The announcement specifically mentions “fungemia” and “disseminated fungal infection,” both serious conditions in which a fungal infection has spread through the blood or body.

“Normally healthy individuals if they are exposed to something with fungus, they tolerate it very well and they don’t get sick from it because the body has a natural immune response and can eradicate that pretty easily,” said Lambson.

“The concern is really in our immunocompromised patients, individuals with diabetes, or individuals who are on medication that actually lowers their immune response. They are at a much higher risk of getting sick from a fungal contamination like this,” he said.

Many fungal infections are opportunistic, meaning that they only occur in individuals who may be predisposed to them because of a weakened immune system. Conditions like cancer and HIV are likely to be immunocompromised and more susceptible to fungal infection. People who have recently had organ or stem cell transplants, or are hospitalized are also at risk.

Certain medications also weaken the immune system. These drugs, known as immunosuppressants, are used to treat autoimmune conditions like lupus, rheumatoid arthritis, and psoriasis. Immunosuppressants are also prescribed for organ transplant patients to reduce the body’s response to the foreign organ.

Classes of immunosuppressant drugs include:

  • Corticosteroids
  • JAK inhibitors
  • Biologics
  • mTOR inhibitors

Although an infection is unlikely for most people, if you believe you’ve consumed a contaminated product, you should be aware of potential symptoms.

“As with any general infection, feeling ill, having fever, chills, maybe some fatigue. Those individuals who have taken the product and are having those symptoms should be the most cautious and the most vigilant in contacting the poison control center or contacting their medical provider for additional help,” said Lambson.

Consumers who believe they have a contaminated product should immediately stop using it. Haleon encourages anyone with a contaminated product to call their consumer relations team at +1-800-245-1040 or send an email to

If you’ve experienced an adverse reaction due to consuming a contaminated product, you are able to report it to the FDA through their medwatch program.

The national poison control hotline can be reached at: 1-800-222-1222.

Three varieties of Robitussin brand cough syrup are being recalled due to microbial contamination.

Individuals with suppressed immune systems should be aware of potentially life-threatening fungal infections from these products.

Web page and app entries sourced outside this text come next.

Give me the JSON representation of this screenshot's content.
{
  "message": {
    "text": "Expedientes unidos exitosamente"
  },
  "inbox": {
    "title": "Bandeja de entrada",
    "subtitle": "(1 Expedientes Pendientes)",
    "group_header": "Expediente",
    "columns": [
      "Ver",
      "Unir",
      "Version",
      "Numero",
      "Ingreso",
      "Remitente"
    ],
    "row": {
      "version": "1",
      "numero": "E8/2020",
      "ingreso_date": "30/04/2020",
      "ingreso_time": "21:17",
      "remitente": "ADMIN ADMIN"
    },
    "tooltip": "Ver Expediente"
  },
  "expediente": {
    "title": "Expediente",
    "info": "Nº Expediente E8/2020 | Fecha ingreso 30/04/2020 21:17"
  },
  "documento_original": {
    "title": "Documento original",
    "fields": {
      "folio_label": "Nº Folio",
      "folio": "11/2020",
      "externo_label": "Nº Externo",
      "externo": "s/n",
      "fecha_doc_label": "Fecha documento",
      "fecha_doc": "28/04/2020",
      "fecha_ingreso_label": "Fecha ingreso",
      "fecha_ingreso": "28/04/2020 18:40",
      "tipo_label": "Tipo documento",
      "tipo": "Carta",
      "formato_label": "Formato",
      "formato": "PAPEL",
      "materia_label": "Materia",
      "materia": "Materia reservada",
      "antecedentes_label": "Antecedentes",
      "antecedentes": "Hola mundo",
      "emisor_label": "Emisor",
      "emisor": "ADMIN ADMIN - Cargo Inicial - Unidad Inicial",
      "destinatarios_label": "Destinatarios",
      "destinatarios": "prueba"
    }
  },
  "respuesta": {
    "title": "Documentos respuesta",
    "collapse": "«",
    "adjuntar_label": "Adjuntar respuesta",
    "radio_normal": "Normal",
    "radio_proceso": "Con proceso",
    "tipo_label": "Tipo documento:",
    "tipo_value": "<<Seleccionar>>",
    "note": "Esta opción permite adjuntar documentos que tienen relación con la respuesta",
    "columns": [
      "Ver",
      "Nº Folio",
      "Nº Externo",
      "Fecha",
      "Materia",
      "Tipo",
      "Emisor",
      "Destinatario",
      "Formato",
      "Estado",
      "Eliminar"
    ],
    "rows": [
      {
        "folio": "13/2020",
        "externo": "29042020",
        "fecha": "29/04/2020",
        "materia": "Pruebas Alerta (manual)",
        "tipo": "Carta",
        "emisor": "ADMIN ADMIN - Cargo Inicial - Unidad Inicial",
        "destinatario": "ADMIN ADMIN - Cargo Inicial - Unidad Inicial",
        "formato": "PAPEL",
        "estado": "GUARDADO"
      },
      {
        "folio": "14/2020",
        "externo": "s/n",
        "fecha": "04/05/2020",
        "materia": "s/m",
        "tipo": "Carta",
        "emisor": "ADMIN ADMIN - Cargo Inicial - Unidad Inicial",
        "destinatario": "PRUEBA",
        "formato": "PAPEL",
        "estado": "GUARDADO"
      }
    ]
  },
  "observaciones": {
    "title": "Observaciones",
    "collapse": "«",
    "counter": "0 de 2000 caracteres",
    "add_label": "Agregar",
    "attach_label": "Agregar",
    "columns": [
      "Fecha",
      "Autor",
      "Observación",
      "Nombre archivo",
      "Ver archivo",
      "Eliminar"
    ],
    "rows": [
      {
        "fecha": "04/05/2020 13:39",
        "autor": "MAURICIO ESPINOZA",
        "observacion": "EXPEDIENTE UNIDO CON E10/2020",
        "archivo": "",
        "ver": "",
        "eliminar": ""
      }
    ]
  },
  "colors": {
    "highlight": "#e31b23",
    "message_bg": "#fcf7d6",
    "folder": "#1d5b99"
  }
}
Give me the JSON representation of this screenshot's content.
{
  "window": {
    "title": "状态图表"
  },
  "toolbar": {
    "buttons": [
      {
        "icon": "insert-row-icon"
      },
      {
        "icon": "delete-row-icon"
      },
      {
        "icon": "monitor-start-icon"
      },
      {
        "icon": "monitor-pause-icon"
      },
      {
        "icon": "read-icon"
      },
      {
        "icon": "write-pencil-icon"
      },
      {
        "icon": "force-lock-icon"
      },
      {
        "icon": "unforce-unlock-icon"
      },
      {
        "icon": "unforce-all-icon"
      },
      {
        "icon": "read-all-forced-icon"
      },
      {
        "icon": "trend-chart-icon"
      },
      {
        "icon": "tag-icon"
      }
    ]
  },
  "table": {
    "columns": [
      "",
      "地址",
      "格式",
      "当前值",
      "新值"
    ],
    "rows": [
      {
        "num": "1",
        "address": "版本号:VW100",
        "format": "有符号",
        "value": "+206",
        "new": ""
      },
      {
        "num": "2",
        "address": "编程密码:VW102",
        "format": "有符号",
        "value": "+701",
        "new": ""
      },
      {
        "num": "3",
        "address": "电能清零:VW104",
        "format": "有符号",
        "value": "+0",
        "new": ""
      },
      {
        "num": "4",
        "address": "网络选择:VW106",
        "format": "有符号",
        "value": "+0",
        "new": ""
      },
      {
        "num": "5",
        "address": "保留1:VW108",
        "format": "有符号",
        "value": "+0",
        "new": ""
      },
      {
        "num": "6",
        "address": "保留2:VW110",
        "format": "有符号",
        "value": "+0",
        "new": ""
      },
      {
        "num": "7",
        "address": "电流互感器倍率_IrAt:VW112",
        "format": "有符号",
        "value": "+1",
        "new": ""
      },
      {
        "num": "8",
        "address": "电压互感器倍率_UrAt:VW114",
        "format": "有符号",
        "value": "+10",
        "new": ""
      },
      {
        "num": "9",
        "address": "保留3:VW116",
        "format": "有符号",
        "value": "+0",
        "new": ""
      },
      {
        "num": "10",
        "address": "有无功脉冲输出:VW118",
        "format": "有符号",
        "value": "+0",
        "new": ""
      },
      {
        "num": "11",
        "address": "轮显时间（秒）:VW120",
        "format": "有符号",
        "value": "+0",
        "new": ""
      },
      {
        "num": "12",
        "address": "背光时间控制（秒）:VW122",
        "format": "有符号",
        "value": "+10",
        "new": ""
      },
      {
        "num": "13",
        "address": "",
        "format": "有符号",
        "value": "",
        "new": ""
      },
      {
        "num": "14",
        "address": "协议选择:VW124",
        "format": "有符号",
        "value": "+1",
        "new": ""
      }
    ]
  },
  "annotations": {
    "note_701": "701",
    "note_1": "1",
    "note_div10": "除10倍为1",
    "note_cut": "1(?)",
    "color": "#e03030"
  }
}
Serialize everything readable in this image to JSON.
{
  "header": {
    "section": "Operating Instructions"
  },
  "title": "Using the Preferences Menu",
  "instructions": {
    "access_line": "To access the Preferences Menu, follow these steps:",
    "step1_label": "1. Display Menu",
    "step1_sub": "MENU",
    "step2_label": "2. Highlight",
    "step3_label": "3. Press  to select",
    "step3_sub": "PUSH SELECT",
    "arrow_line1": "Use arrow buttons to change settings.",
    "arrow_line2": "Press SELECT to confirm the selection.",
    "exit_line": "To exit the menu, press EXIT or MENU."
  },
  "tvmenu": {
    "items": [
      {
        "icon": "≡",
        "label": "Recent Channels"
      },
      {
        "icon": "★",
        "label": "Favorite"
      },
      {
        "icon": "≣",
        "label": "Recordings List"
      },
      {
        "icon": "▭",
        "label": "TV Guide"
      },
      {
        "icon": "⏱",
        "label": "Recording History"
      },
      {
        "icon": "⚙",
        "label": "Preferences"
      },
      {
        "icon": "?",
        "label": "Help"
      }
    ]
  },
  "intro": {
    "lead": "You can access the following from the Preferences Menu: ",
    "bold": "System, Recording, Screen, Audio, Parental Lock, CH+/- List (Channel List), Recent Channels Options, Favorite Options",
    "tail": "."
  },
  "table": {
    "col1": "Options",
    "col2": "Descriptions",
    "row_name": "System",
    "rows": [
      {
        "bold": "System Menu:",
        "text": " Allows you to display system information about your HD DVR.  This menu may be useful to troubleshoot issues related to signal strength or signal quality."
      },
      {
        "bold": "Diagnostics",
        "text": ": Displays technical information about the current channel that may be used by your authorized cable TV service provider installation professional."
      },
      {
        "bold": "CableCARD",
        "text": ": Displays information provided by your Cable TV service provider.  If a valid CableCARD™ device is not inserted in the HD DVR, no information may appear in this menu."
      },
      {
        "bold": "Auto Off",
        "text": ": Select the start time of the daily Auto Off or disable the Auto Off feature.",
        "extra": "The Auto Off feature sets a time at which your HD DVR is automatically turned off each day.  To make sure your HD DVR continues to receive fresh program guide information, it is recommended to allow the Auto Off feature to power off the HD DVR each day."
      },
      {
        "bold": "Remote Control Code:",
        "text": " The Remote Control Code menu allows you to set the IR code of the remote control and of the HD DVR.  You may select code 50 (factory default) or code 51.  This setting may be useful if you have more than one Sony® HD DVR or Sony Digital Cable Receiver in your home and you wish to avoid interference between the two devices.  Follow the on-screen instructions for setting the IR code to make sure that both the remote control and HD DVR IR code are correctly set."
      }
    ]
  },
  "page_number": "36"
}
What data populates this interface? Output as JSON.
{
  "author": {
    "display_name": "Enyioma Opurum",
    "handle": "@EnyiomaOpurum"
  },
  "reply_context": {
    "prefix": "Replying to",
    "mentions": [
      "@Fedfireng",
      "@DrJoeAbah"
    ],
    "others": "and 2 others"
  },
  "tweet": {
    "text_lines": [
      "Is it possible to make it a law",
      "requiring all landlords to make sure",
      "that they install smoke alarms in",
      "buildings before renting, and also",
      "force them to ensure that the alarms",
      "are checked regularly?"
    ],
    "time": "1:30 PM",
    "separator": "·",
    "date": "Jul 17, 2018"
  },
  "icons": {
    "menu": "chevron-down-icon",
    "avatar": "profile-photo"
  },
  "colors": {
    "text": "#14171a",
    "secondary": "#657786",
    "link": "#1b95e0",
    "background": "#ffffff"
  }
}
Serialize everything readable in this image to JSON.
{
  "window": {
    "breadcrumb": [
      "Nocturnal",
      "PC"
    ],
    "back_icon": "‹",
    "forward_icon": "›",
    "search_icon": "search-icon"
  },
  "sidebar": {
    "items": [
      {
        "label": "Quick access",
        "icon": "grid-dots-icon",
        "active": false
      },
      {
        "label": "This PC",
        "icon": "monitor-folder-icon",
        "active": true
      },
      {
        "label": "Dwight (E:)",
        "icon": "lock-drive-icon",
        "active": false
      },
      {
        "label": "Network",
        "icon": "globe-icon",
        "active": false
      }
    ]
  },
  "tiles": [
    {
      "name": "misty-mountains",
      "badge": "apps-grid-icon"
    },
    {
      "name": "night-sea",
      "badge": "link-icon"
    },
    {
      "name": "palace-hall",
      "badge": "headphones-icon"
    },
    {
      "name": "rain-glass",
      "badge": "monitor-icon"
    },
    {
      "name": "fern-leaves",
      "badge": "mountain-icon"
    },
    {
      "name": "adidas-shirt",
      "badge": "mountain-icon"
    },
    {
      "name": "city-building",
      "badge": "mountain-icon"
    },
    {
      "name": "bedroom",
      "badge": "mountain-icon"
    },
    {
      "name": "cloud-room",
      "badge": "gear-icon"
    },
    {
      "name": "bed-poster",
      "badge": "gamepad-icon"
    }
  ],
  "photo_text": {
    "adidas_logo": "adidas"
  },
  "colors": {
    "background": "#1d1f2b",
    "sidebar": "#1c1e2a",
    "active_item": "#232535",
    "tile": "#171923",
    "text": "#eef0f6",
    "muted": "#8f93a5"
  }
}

No adverse reactions have been reported. Anyone who has consumed a contaminated product should be aware of symptoms of infection including fever, chills, and fatigue.